**Task to carry out:** Without the images, print every line of the material below exactly as given.

**Supplied entries:**
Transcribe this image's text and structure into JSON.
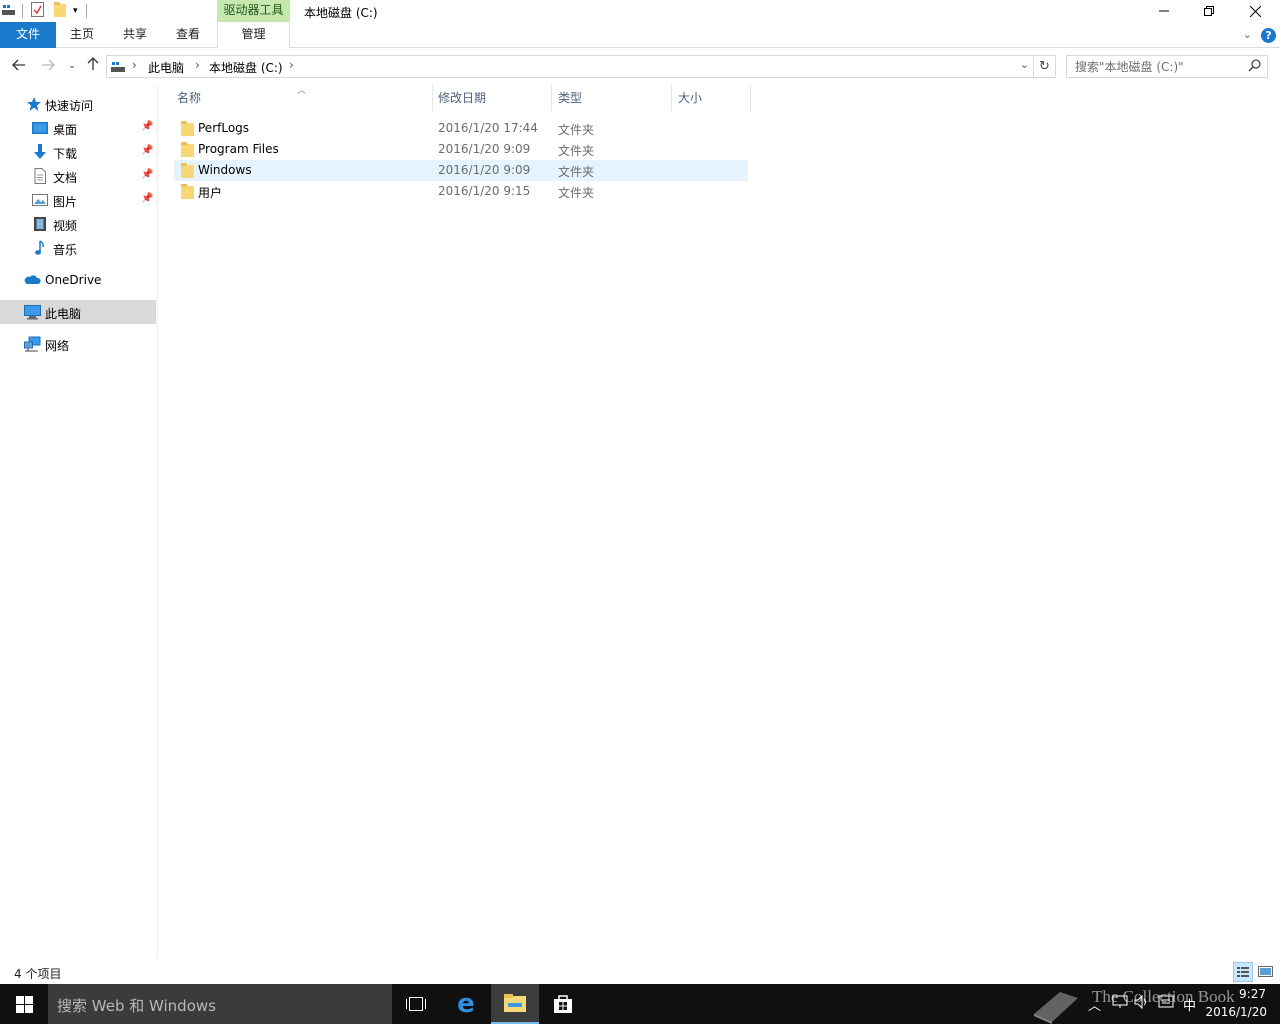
{
  "window": {
    "title": "本地磁盘 (C:)",
    "tool_group": "驱动器工具"
  },
  "ribbon": {
    "tabs": [
      "文件",
      "主页",
      "共享",
      "查看",
      "管理"
    ],
    "help": "?"
  },
  "address": {
    "crumbs": [
      "此电脑",
      "本地磁盘 (C:)"
    ]
  },
  "search": {
    "placeholder": "搜索\"本地磁盘 (C:)\""
  },
  "nav": {
    "quick_access": "快速访问",
    "items": [
      {
        "label": "桌面",
        "icon": "desktop-icon",
        "pinned": true
      },
      {
        "label": "下载",
        "icon": "download-icon",
        "pinned": true
      },
      {
        "label": "文档",
        "icon": "document-icon",
        "pinned": true
      },
      {
        "label": "图片",
        "icon": "picture-icon",
        "pinned": true
      },
      {
        "label": "视频",
        "icon": "video-icon",
        "pinned": false
      },
      {
        "label": "音乐",
        "icon": "music-icon",
        "pinned": false
      }
    ],
    "onedrive": "OneDrive",
    "this_pc": "此电脑",
    "network": "网络"
  },
  "columns": [
    "名称",
    "修改日期",
    "类型",
    "大小"
  ],
  "files": [
    {
      "name": "PerfLogs",
      "date": "2016/1/20 17:44",
      "type": "文件夹"
    },
    {
      "name": "Program Files",
      "date": "2016/1/20 9:09",
      "type": "文件夹"
    },
    {
      "name": "Windows",
      "date": "2016/1/20 9:09",
      "type": "文件夹"
    },
    {
      "name": "用户",
      "date": "2016/1/20 9:15",
      "type": "文件夹"
    }
  ],
  "status": {
    "item_count": "4 个项目"
  },
  "taskbar": {
    "search_text": "搜索 Web 和 Windows",
    "ime": "中",
    "time": "9:27",
    "date": "2016/1/20",
    "watermark": "The Collection Book"
  },
  "colors": {
    "accent": "#1979ca",
    "tool_group": "#c6e7ae",
    "selected_row": "#e5f3ff",
    "taskbar": "#101010"
  }
}
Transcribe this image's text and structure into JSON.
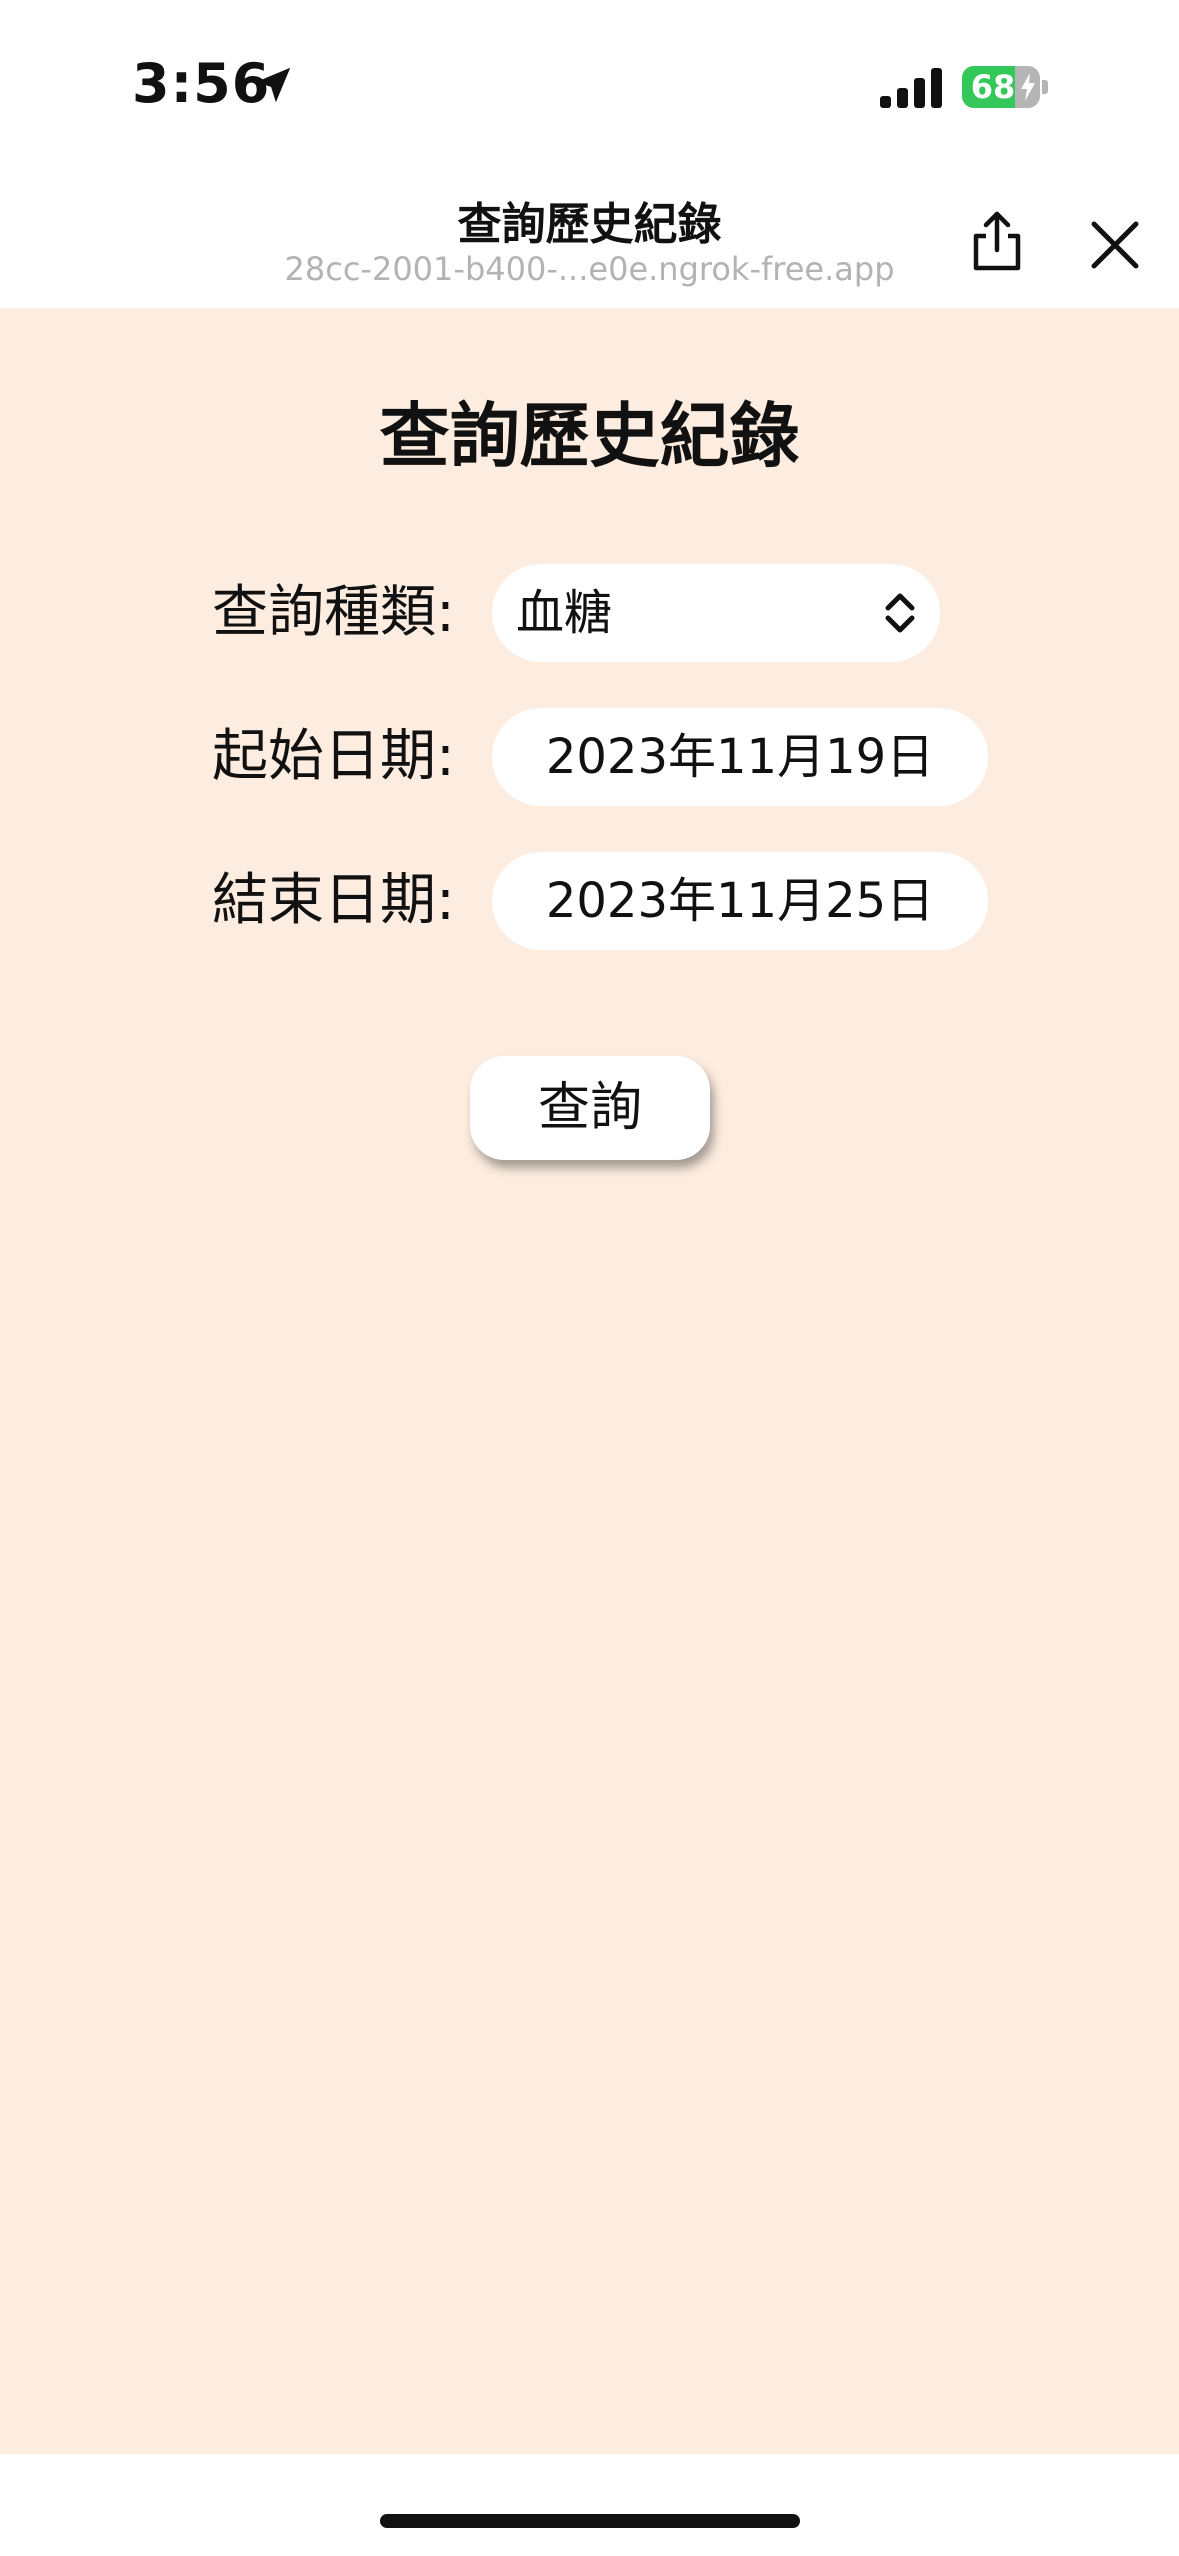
{
  "status_bar": {
    "time": "3:56",
    "battery_level": 68,
    "battery_text": "68",
    "location_icon": "location-arrow-icon",
    "signal_icon": "cellular-signal-icon",
    "charging_icon": "lightning-bolt-icon"
  },
  "browser": {
    "title": "查詢歷史紀錄",
    "url": "28cc-2001-b400-...e0e.ngrok-free.app",
    "share_icon": "share-icon",
    "close_icon": "close-icon"
  },
  "page": {
    "title": "查詢歷史紀錄",
    "form": {
      "type_label": "查詢種類:",
      "type_value": "血糖",
      "start_label": "起始日期:",
      "start_value": "2023年11月19日",
      "end_label": "結束日期:",
      "end_value": "2023年11月25日"
    },
    "submit_label": "查詢"
  },
  "colors": {
    "background": "#fdede0",
    "battery_fill": "#34c759",
    "url_text": "#b3b3b3"
  }
}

**Written response:**
Transcribe this image's text and structure into JSON.
{
  "window": {
    "title": "本地磁盘 (C:)",
    "tool_group": "驱动器工具"
  },
  "ribbon": {
    "tabs": [
      "文件",
      "主页",
      "共享",
      "查看",
      "管理"
    ],
    "help": "?"
  },
  "address": {
    "crumbs": [
      "此电脑",
      "本地磁盘 (C:)"
    ]
  },
  "search": {
    "placeholder": "搜索\"本地磁盘 (C:)\""
  },
  "nav": {
    "quick_access": "快速访问",
    "items": [
      {
        "label": "桌面",
        "icon": "desktop-icon",
        "pinned": true
      },
      {
        "label": "下载",
        "icon": "download-icon",
        "pinned": true
      },
      {
        "label": "文档",
        "icon": "document-icon",
        "pinned": true
      },
      {
        "label": "图片",
        "icon": "picture-icon",
        "pinned": true
      },
      {
        "label": "视频",
        "icon": "video-icon",
        "pinned": false
      },
      {
        "label": "音乐",
        "icon": "music-icon",
        "pinned": false
      }
    ],
    "onedrive": "OneDrive",
    "this_pc": "此电脑",
    "network": "网络"
  },
  "columns": [
    "名称",
    "修改日期",
    "类型",
    "大小"
  ],
  "files": [
    {
      "name": "PerfLogs",
      "date": "2016/1/20 17:44",
      "type": "文件夹"
    },
    {
      "name": "Program Files",
      "date": "2016/1/20 9:09",
      "type": "文件夹"
    },
    {
      "name": "Windows",
      "date": "2016/1/20 9:09",
      "type": "文件夹"
    },
    {
      "name": "用户",
      "date": "2016/1/20 9:15",
      "type": "文件夹"
    }
  ],
  "status": {
    "item_count": "4 个项目"
  },
  "taskbar": {
    "search_text": "搜索 Web 和 Windows",
    "ime": "中",
    "time": "9:27",
    "date": "2016/1/20",
    "watermark": "The Collection Book"
  },
  "colors": {
    "accent": "#1979ca",
    "tool_group": "#c6e7ae",
    "selected_row": "#e5f3ff",
    "taskbar": "#101010"
  }
}
Transcribe this image's text and structure into JSON.
{
  "status_bar": {
    "time": "3:56",
    "battery_level": 68,
    "battery_text": "68",
    "location_icon": "location-arrow-icon",
    "signal_icon": "cellular-signal-icon",
    "charging_icon": "lightning-bolt-icon"
  },
  "browser": {
    "title": "查詢歷史紀錄",
    "url": "28cc-2001-b400-...e0e.ngrok-free.app",
    "share_icon": "share-icon",
    "close_icon": "close-icon"
  },
  "page": {
    "title": "查詢歷史紀錄",
    "form": {
      "type_label": "查詢種類:",
      "type_value": "血糖",
      "start_label": "起始日期:",
      "start_value": "2023年11月19日",
      "end_label": "結束日期:",
      "end_value": "2023年11月25日"
    },
    "submit_label": "查詢"
  },
  "colors": {
    "background": "#fdede0",
    "battery_fill": "#34c759",
    "url_text": "#b3b3b3"
  }
}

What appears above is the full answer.